*Task statement*: Leave the images out and repeat the data exactly as given.
☆ ☆ ☆ ☆
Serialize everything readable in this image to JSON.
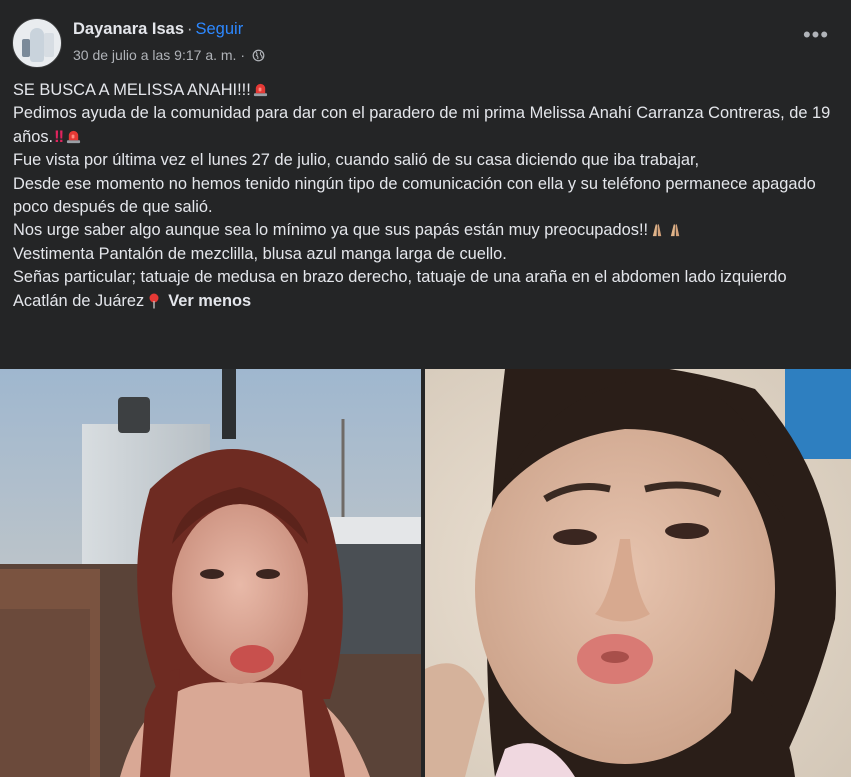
{
  "post": {
    "author": "Dayanara Isas",
    "separator": "·",
    "follow_label": "Seguir",
    "timestamp": "30 de julio a las 9:17 a. m.",
    "meta_separator": "·",
    "privacy_icon": "globe-icon",
    "options_icon": "more-options-icon",
    "options_label": "•••",
    "lines": [
      "SE BUSCA A MELISSA ANAHI!!!",
      "Pedimos ayuda de la comunidad para dar con el paradero de mi prima Melissa Anahí Carranza Contreras, de 19 años.",
      "Fue vista por última vez el lunes 27 de julio, cuando salió de su casa diciendo que iba trabajar,",
      "Desde ese momento no hemos tenido ningún tipo de comunicación con ella y su teléfono permanece apagado poco después de que salió.",
      "Nos urge saber algo aunque sea lo mínimo ya que sus papás están muy preocupados!!",
      "Vestimenta Pantalón de mezclilla, blusa azul manga larga de cuello.",
      "Señas particular; tatuaje de medusa en brazo derecho, tatuaje de una araña en el abdomen lado izquierdo",
      "Acatlán de Juárez"
    ],
    "bang_emoji": "‼",
    "see_less_label": "Ver menos",
    "photos": [
      {
        "name": "photo-left"
      },
      {
        "name": "photo-right"
      }
    ]
  },
  "colors": {
    "background": "#242526",
    "text": "#e4e6eb",
    "secondary_text": "#b0b3b8",
    "link": "#2d88ff"
  }
}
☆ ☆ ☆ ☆
*Problem solution*:
Serialize everything readable in this image to JSON.
{
  "post": {
    "author": "Dayanara Isas",
    "separator": "·",
    "follow_label": "Seguir",
    "timestamp": "30 de julio a las 9:17 a. m.",
    "meta_separator": "·",
    "privacy_icon": "globe-icon",
    "options_icon": "more-options-icon",
    "options_label": "•••",
    "lines": [
      "SE BUSCA A MELISSA ANAHI!!!",
      "Pedimos ayuda de la comunidad para dar con el paradero de mi prima Melissa Anahí Carranza Contreras, de 19 años.",
      "Fue vista por última vez el lunes 27 de julio, cuando salió de su casa diciendo que iba trabajar,",
      "Desde ese momento no hemos tenido ningún tipo de comunicación con ella y su teléfono permanece apagado poco después de que salió.",
      "Nos urge saber algo aunque sea lo mínimo ya que sus papás están muy preocupados!!",
      "Vestimenta Pantalón de mezclilla, blusa azul manga larga de cuello.",
      "Señas particular; tatuaje de medusa en brazo derecho, tatuaje de una araña en el abdomen lado izquierdo",
      "Acatlán de Juárez"
    ],
    "bang_emoji": "‼",
    "see_less_label": "Ver menos",
    "photos": [
      {
        "name": "photo-left"
      },
      {
        "name": "photo-right"
      }
    ]
  },
  "colors": {
    "background": "#242526",
    "text": "#e4e6eb",
    "secondary_text": "#b0b3b8",
    "link": "#2d88ff"
  }
}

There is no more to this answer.